Appearance in the group of related chansonniers:

*Laborde ff. 137v-138 »La grant paine que yo sento« 3v  PDF · Facsimile

Other musical sources:

*Amiens 162 D f. 1 »Le grant pena que io sento« 3v PDF
*Cop 1848 p. 403 »La grand pena que yo sento« 3v PDF
*Cop 1848 p. 411 »La grant pena que yo sento« 3v PDF
*Sankt Gallen 462 p. 102 »La grant pena che io sento« 4v PDF · Facsimile

Citations, Fallows 1999, pp. 530.

Edition: Goldberg 1997 p. 512 (Laborde).

Text: One stanza of four lines in corrupt French-Italian:

La grant paine que yo sento,
my tormenta nocte et dy.
O de morir son contento
pour la vostre seignoria.

The great pain, which I feel,
torments me night and day.
O, I am content to die
for your sovereignty.

Evaluation of the source:

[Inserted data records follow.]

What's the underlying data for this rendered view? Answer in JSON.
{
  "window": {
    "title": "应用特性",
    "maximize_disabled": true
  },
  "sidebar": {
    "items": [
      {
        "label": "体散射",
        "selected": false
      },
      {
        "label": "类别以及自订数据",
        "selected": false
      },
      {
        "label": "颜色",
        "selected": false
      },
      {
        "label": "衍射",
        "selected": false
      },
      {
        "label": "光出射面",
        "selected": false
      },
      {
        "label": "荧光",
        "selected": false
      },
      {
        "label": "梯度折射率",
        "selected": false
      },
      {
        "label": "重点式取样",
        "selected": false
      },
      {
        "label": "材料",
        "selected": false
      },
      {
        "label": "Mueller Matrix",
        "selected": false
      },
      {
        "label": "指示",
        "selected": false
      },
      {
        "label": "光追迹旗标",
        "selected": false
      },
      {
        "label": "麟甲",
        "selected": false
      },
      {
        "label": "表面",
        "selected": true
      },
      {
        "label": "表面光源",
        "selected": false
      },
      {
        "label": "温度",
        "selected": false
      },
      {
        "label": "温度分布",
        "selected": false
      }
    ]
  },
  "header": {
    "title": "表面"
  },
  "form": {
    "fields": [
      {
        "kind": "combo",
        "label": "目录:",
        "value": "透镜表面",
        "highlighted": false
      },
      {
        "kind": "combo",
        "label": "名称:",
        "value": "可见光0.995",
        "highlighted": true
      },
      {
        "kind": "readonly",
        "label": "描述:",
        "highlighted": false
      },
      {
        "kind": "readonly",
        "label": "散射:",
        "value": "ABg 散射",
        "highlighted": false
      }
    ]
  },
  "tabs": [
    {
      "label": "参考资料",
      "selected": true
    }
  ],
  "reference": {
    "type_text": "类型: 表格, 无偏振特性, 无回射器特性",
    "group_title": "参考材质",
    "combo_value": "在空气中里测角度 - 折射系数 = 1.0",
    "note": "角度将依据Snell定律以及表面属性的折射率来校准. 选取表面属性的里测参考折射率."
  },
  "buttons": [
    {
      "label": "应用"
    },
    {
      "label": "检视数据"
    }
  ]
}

A late addition to the bound Laborde chansonnier; entered by Hand E after c. 1480; a faultless copy of an exemplar containing among other pieces the small song motet »Dulcis amica dei« 3v (ff. 139v-140, the next song entered by HandE), which in later sources are attributed to Prioris.

Comments on text and music:

A very simple setting of an Italian song. The tune in the upper voices is followed strictly in parallel sixths by the tenor except for the first and last sonorities, and both voices keep their ranges within a fifth. Only two note values are used, a short and a long, and the only adornment is the traditional suspension and figuration at the final cadence. Accordingly, the formal layout is simple: A B CA’(4+4 syllables) B’. The contratenor accompanies in alternating thirds and fifths below the tenor, again except for the first and last sonorities which are unison and octave.

This could easily be simple improvised polyphony, notated after an improvised performance or from memory. It would fit perfectly into square chant notation, which much simple polyphony uses, with the shorter note values in rhombic shape and many fermatas. The francophone rendition of the Italian poem could be a sign of oral transmission too. Furthermore, the later versions of the song exhibit many differences in details, which underscore the absence of a stable written tradition. See further the discussion of the song in the Amiens MS

The Italian song may have been a courtly love song, but in the French tradition, which is the only one preserved, it probably was regarded as a lauda, as a song to the Virgin Maria. It is remarkable that it in three sources (Laborde, Amiens 162 D and Copenhagen 1848) has been copied in close proximity to Prioris’ popular Latin song »Dulcis amica dei«.

PWCH December 2013